What you return should match the data below exactly, with every entry reproduced.

====================

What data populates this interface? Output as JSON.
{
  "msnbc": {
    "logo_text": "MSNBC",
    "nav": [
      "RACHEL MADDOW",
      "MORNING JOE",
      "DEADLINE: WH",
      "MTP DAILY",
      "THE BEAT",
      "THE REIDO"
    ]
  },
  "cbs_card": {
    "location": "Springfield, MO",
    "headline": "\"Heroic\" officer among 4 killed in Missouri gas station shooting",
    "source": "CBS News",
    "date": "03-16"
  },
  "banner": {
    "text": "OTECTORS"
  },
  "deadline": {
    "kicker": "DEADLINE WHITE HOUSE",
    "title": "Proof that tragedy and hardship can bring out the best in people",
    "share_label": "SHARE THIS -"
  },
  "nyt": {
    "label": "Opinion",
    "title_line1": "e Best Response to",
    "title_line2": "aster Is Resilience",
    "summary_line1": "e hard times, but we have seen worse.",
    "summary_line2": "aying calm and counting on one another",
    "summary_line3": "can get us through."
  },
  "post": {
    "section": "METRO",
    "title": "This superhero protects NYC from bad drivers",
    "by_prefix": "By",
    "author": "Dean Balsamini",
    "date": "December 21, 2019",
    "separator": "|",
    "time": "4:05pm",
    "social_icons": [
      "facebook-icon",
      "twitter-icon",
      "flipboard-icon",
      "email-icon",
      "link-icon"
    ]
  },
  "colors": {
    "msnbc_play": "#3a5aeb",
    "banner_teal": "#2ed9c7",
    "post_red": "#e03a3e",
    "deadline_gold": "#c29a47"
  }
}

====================

→ EXERCISE ANSWER:
What data populates this interface? Output as JSON.
{
  "msnbc": {
    "logo_text": "MSNBC",
    "nav": [
      "RACHEL MADDOW",
      "MORNING JOE",
      "DEADLINE: WH",
      "MTP DAILY",
      "THE BEAT",
      "THE REIDO"
    ]
  },
  "cbs_card": {
    "location": "Springfield, MO",
    "headline": "\"Heroic\" officer among 4 killed in Missouri gas station shooting",
    "source": "CBS News",
    "date": "03-16"
  },
  "banner": {
    "text": "OTECTORS"
  },
  "deadline": {
    "kicker": "DEADLINE WHITE HOUSE",
    "title": "Proof that tragedy and hardship can bring out the best in people",
    "share_label": "SHARE THIS -"
  },
  "nyt": {
    "label": "Opinion",
    "title_line1": "e Best Response to",
    "title_line2": "aster Is Resilience",
    "summary_line1": "e hard times, but we have seen worse.",
    "summary_line2": "aying calm and counting on one another",
    "summary_line3": "can get us through."
  },
  "post": {
    "section": "METRO",
    "title": "This superhero protects NYC from bad drivers",
    "by_prefix": "By",
    "author": "Dean Balsamini",
    "date": "December 21, 2019",
    "separator": "|",
    "time": "4:05pm",
    "social_icons": [
      "facebook-icon",
      "twitter-icon",
      "flipboard-icon",
      "email-icon",
      "link-icon"
    ]
  },
  "colors": {
    "msnbc_play": "#3a5aeb",
    "banner_teal": "#2ed9c7",
    "post_red": "#e03a3e",
    "deadline_gold": "#c29a47"
  }
}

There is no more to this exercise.